On Thursday, the Defense Department made much-anticipated awards in the next generation of contracts to run its TRICARE health plan: $41 billion to Humana and $18 billion to Health Net.
Assuming the awards survive the bid protests likely to follow, Defense officials aren’t necessarily in a hurry to transition TRICARE to the new contract structure, known as T-2017. They’d much rather ensure the two vendors are ready to handle the work in the newly-reconfigured East and West regions before moving away from the current arrangement (T-3), whose expiration date the department has extended just in case things go awry.
DoD is aiming to avoid a repeat of what happened in 2013, when UnitedHealthcare, the vendor that eventually took over the West contract after three years of bid protests wasn’t able to handle the workload it agreed to take on, leading to widespread delays and improper denials of claims and forcing DoD to take emergency measures, including letting patients get specialty care without preauthorizations.
“We learned some fairly significant lessons in that last transition,” Vice Adm. Raquel Bono, the director of the Defense Health Agency told reporters Friday. “In our selection of the vendors we wanted to look closely at transition plans and their ability to meet our standards. One of the big lessons we’re going to put into play here is that we absolutely will not shift over until we are assured that the new vendors can perform all the tasks they need to.”
DHA expects the transition period to last between nine and twelve months after the new contracts are formally signed, and language within the new statements of work will require live tests of all of the contractors’ systems to ensure no unexpected hiccups arise before the military migrates TRICARE to the new contracts.
Bono declined to say whether UnitedHealthcare’s performance during the last transition played a significant role in DoD’s decision not to award that firm a regional TRICARE contract in the T-2017 round, saying only that each insurers’ past performance was one of several factors the Defense Health Agency took into account.
Officials plan to debrief all five unsuccessful bidders between Monday and Thursday of this week.
After that, each vendor will have ten days to file an official protest with the Government Accountability Office or the Court of Federal Claims, and considering the dollar amounts involved, it’s a virtual certainty that some companies will do so.
But Bono said said she believed her agency had done everything it reasonably could to make sure the awards would survive the protest adjudication process – unlike the last TRICARE contract round, in which all three of DoD’s regional awards were ultimately overturned in a spiral of protests that dragged out from 2009 through 2012.
“We had a lot of help in putting together the requirements for this contract and making what was really a rigorous source selection, including consultations with GAO and our other acquisition partners,” she said. “In evaluating all the factors that went into this process, we feel very good that we preserved the very highest levels of integrity and that we’ll be able to describe and defend the decisions we made.”
Until the transition actually happens, DoD’s main objective is to make sure beneficiaries don’t see any meaningful difference in the care they’re receiving, said Dr. Karen Guice, the acting assistant secretary for health affairs.
“For today, there’s nothing that changes.
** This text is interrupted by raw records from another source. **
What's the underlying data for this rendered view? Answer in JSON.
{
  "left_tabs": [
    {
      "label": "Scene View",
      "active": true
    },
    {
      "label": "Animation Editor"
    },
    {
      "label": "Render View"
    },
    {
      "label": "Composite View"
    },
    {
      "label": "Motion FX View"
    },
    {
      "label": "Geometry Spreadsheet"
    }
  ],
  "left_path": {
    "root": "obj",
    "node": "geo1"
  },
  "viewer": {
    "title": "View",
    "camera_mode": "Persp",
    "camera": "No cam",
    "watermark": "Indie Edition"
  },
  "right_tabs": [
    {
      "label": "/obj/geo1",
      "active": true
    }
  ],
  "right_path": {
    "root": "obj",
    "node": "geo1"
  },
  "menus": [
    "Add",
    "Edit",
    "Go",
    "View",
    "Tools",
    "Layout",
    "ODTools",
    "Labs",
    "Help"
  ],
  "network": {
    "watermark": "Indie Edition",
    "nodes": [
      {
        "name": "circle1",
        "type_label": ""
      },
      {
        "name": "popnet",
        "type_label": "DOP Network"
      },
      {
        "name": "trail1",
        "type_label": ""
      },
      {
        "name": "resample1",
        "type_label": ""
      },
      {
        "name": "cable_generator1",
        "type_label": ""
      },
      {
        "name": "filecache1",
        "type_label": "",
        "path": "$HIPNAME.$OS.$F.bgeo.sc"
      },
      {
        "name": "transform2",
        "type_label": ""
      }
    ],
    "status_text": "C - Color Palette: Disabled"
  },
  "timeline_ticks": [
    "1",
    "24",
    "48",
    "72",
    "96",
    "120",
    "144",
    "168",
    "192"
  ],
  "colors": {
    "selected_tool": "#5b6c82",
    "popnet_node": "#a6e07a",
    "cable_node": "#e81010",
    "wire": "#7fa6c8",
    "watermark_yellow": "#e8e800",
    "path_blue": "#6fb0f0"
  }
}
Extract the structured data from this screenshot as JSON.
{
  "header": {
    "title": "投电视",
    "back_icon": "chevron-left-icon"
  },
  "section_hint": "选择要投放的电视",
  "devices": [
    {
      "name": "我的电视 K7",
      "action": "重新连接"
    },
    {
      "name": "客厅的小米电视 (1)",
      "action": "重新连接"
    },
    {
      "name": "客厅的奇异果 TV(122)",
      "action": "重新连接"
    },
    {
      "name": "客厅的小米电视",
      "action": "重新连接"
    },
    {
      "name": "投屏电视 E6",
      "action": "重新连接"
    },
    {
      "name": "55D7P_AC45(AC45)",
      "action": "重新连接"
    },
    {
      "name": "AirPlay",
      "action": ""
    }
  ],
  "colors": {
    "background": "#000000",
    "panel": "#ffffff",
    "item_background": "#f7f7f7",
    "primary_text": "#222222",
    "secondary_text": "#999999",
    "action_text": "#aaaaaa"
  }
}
They’ll continue to see the same providers they saw yesterday,” she said. “Nothing will change until we’re assured the transition will go smoothly.”